conditions of limited visibility.
Radar Detectors similar in function to those commonly used in cars to
announce the presence of speed control radar are available for use on
boats. These detectors are designed to detect energy at the frequencies
used for marine radar and will not respond to typical speed detection
radar sets. The intent in their use is to alert the mariner to the presence
of a nearby marine radar. Such information can be of some use, with the
value largely dependent on the nature of the marine traffic in the area.
The devices are passive, they cannot provide any warning of your presence
to the vessel's whose radar signals they detect.

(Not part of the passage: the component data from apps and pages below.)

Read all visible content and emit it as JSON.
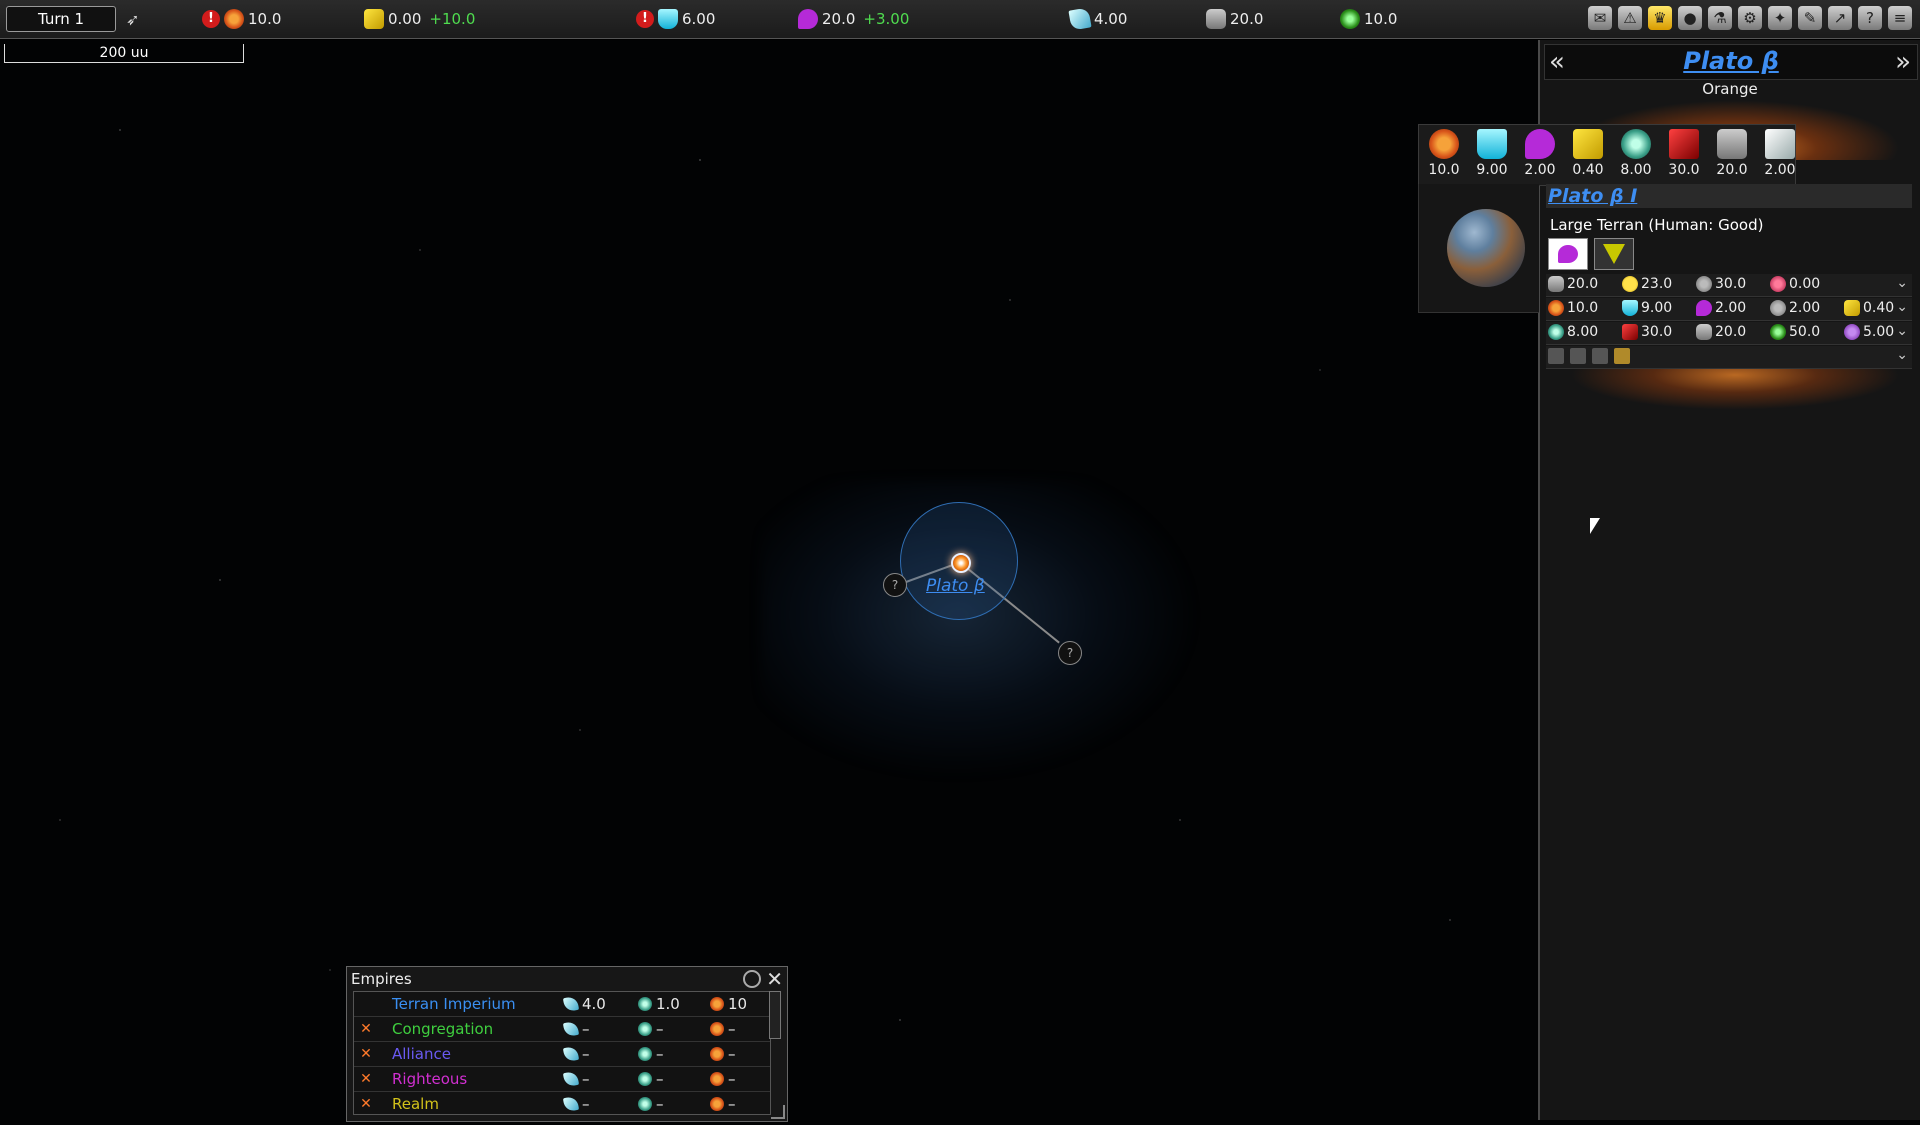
{
  "topbar": {
    "turn_label": "Turn 1",
    "industry": "10.0",
    "trade": "0.00",
    "trade_delta": "+10.0",
    "research": "6.00",
    "influence": "20.0",
    "influence_delta": "+3.00",
    "fleet": "4.00",
    "population": "20.0",
    "detection": "10.0",
    "menu_icons": [
      "messages-icon",
      "alert-icon",
      "empires-icon",
      "objects-icon",
      "research-icon",
      "production-icon",
      "government-icon",
      "design-icon",
      "graphs-icon",
      "help-icon",
      "menu-icon"
    ]
  },
  "map": {
    "scale_label": "200 uu",
    "system_name": "Plato β",
    "unknown_label": "?"
  },
  "right_panel": {
    "system_title": "Plato β",
    "star_color": "Orange",
    "resources": [
      {
        "icon": "industry-icon",
        "value": "10.0"
      },
      {
        "icon": "research-icon",
        "value": "9.00"
      },
      {
        "icon": "influence-icon",
        "value": "2.00"
      },
      {
        "icon": "trade-icon",
        "value": "0.40"
      },
      {
        "icon": "supply-icon",
        "value": "8.00"
      },
      {
        "icon": "defense-icon",
        "value": "30.0"
      },
      {
        "icon": "troops-icon",
        "value": "20.0"
      },
      {
        "icon": "stockpile-icon",
        "value": "2.00"
      }
    ],
    "planet": {
      "name": "Plato β I",
      "type": "Large Terran (Human: Good)",
      "row1": [
        "20.0",
        "23.0",
        "30.0",
        "0.00"
      ],
      "row2": [
        "10.0",
        "9.00",
        "2.00",
        "2.00",
        "0.40"
      ],
      "row3": [
        "8.00",
        "30.0",
        "20.0",
        "50.0",
        "5.00"
      ]
    }
  },
  "empires_window": {
    "title": "Empires",
    "rows": [
      {
        "name": "Terran Imperium",
        "color": "#3a8ff2",
        "at_war": false,
        "fleet": "4.0",
        "planets": "1.0",
        "industry": "10"
      },
      {
        "name": "Congregation",
        "color": "#3fcf3f",
        "at_war": true,
        "fleet": "–",
        "planets": "–",
        "industry": "–"
      },
      {
        "name": "Alliance",
        "color": "#6a5af2",
        "at_war": true,
        "fleet": "–",
        "planets": "–",
        "industry": "–"
      },
      {
        "name": "Righteous",
        "color": "#d12fd1",
        "at_war": true,
        "fleet": "–",
        "planets": "–",
        "industry": "–"
      },
      {
        "name": "Realm",
        "color": "#d2c21a",
        "at_war": true,
        "fleet": "–",
        "planets": "–",
        "industry": "–"
      }
    ]
  }
}
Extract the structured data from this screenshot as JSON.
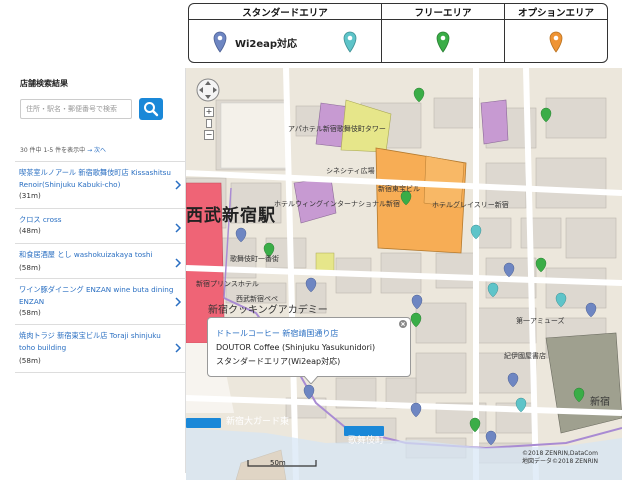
{
  "legend": {
    "standard_area": "スタンダードエリア",
    "free_area": "フリーエリア",
    "option_area": "オプションエリア",
    "wi2eap_label": "Wi2eap対応",
    "colors": {
      "wi2eap": "#6e86c2",
      "standard": "#5ec4c9",
      "free": "#3aad47",
      "option": "#ef9434"
    }
  },
  "sidebar": {
    "title": "店舗検索結果",
    "search_placeholder": "住所・駅名・郵便番号で検索",
    "result_count": "30 件中 1-5 件を表示中",
    "next_link": "→ 次へ",
    "results": [
      {
        "name": "喫茶室ルノアール 新宿歌舞伎町店 Kissashitsu Renoir(Shinjuku Kabuki-cho)",
        "distance": "(31m)"
      },
      {
        "name": "クロス cross",
        "distance": "(48m)"
      },
      {
        "name": "和食居酒屋 とし washokuizakaya toshi",
        "distance": "(58m)"
      },
      {
        "name": "ワイン豚ダイニング ENZAN wine buta dining ENZAN",
        "distance": "(58m)"
      },
      {
        "name": "焼肉トラジ 新宿東宝ビル店 Toraji shinjuku toho building",
        "distance": "(58m)"
      }
    ]
  },
  "popup": {
    "line1": "ドトールコーヒー 新宿靖国通り店",
    "line2": "DOUTOR Coffee (Shinjuku Yasukunidori)",
    "line3": "スタンダードエリア(Wi2eap対応)"
  },
  "map": {
    "station": "西武新宿駅",
    "labels": {
      "apa_hotel": "アパホテル新宿歌舞伎町タワー",
      "cinecitta": "シネシティ広場",
      "toho_building": "新宿東宝ビル",
      "gracery": "ホテルグレイスリー新宿",
      "hotel_wing": "ホテルウィングインターナショナル新宿",
      "kabukicho_ichiban": "歌舞伎町一番街",
      "seibu_shinjuku_pepe": "西武新宿ペペ",
      "cooking_academy": "新宿クッキングアカデミー",
      "daiichi_amusement": "第一アミューズ",
      "prince_hotel": "新宿プリンスホテル",
      "shinjuku_ogado": "新宿大ガード東",
      "kabukicho_street": "歌舞伎町",
      "shinjuku_east": "新宿",
      "kino_kuniya": "紀伊國屋書店"
    },
    "scale_label": "50m",
    "copyright_line1": "©2018 ZENRIN,DataCom",
    "copyright_line2": "地図データ©2018 ZENRIN"
  }
}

Most small vessels are difficult to detect with marine radar, in fact
the typical fiberglass boat is a virtually stealthy target. A metal mast
is a very poor radar reflector. To have a reasonable likelihood of being
seen on another vessel's radar your vessel must provide a reflecting surface
capable of returning a significant amount of incident radar energy back
in the direction from which it arrived. Various forms of radar reflectors
are available, ranging from seemingly simple corner reflectors made of
three intersecting sheets of radar reflective material to complex reflector
geometry's using varying forms of corner reflector or a Luneburg lens.
A number of articles comparing the usefulness of the many types of reflectors
have appeared in various publications. To many it appears that using two
of the basic corner reflector types, each suspended at a reasonable height
above the boat's structure is an effective way to enhance the likelihood
of being seen on a ship's radar.